Joel Kotkin @ Forbes:
With their enthusiastic backing of President Obama and the Democratic Party on Election Day, the bluest parts of America may have embraced a program utterly at odds with their economic self-interest. The almost uniform support of blue states’ congressional representatives for the administration’s campaign for tax “fairness” represents a kind of bizarre economic suicide pact.
Any move to raise taxes on the rich — defined as households making over $250,000 annually — strikes directly at the economies of these states, which depend heavily on the earnings of high-income professionals, entrepreneurs and technical workers. In fact, when you examine which states, and metropolitan areas, have the highest concentrations of such people, it turns out they are overwhelmingly located in the bluest states and regions.
Ironically the new taxes will have relatively little effect on the detested Romney uber-class, who derive most of their income from capital gains, taxed at a much lower rate. They also have access to all manner of offshore dodges. Nor will it have much impact on Silicon Valley millionaires and billionaires, or the Hollywood moguls and urban land speculators who constitute the Democratic Party’s “good rich,” and enjoy many of the same privileges as their wealthy conservative counterparts.
The people whose wallets will be drained in the new war on “the rich” are high-earning, but hardly plutocratic professionals like engineers, doctors, lawyers, small business owners and the like. Once seen as the bastion of the middle class, and exemplars of upward mobility, these people are emerging as the modern day “kulaks,” the affluent peasants ruthlessly targeted by Stalin in the early 1930s.
The ironic geography of the Democratic drive can be seen most clearly by examining the distribution of the classes now targeted by the coming purge. Thetop 10 states with the largest percentage of “rich” households under the Obama formula include true blue bastions Washington, D.C., which has the highest concentration of big earners, Connecticut, New Jersey, Maryland, Massachusetts, New York, California and Hawaii. The only historic “swing state” in the top six is Virginia, due largely to the presence of the affluent suburbs of the capital. These same states, according to the Tax Foundation, would benefit the most from an extension of the much-lambasted Bush tax cuts.
The pattern of distribution of “the rich” is even more marked when we focus on metropolitan areas. Big metro areas supported Obama, particularly their core cities, by margins as high as four to one. Besides New York, the metro areas with the highest percentage of high-earning households include such lockstep blue cities asSan Francisco, Washington, San Jose, Atlanta and Los Angeles.

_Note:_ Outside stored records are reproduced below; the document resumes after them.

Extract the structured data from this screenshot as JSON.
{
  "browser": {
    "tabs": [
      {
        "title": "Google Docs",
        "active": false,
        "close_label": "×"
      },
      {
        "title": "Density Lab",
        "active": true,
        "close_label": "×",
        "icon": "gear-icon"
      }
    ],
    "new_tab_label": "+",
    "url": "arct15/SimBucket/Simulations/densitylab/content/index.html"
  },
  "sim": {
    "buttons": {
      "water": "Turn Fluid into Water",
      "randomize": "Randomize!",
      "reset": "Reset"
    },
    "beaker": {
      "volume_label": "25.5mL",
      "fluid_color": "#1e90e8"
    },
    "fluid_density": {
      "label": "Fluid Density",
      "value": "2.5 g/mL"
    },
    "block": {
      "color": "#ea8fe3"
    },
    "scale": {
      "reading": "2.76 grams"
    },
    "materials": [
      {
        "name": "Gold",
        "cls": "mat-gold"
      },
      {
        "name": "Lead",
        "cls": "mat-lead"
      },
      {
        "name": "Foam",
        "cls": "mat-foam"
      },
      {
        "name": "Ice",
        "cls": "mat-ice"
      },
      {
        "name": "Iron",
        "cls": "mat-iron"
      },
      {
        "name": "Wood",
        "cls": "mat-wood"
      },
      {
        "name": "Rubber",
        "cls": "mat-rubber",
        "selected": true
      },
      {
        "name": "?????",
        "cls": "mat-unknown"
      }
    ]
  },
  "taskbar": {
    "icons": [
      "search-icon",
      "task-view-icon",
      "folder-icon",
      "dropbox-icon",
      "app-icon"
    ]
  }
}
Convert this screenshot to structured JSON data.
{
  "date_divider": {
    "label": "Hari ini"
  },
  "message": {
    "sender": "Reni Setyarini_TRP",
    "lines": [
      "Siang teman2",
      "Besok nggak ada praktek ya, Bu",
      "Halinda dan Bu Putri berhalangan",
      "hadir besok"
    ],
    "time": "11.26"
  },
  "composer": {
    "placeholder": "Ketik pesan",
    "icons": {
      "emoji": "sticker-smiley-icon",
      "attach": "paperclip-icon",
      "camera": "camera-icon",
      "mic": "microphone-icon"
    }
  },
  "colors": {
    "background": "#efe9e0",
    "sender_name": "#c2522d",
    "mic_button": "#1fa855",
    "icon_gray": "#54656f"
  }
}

The income tax hit may not be the only pain inflicted on these areas in the President’s drive for greater “fairness.” Moves to curb mortgage interest deductions for affluent households also would fall predominately on these same areas. The states with the highest listing prices — and the biggest mortgages on average – are the president’s home state of Hawaii, followed by the District of Columbia, New York, California and Connecticut. According to the Census Bureau and the Federal Housing Agency, median home values inCalifornia are 200% higher than the national median, and in New York they’re 150% higher; in contrast, red Texas’ prices are below the median.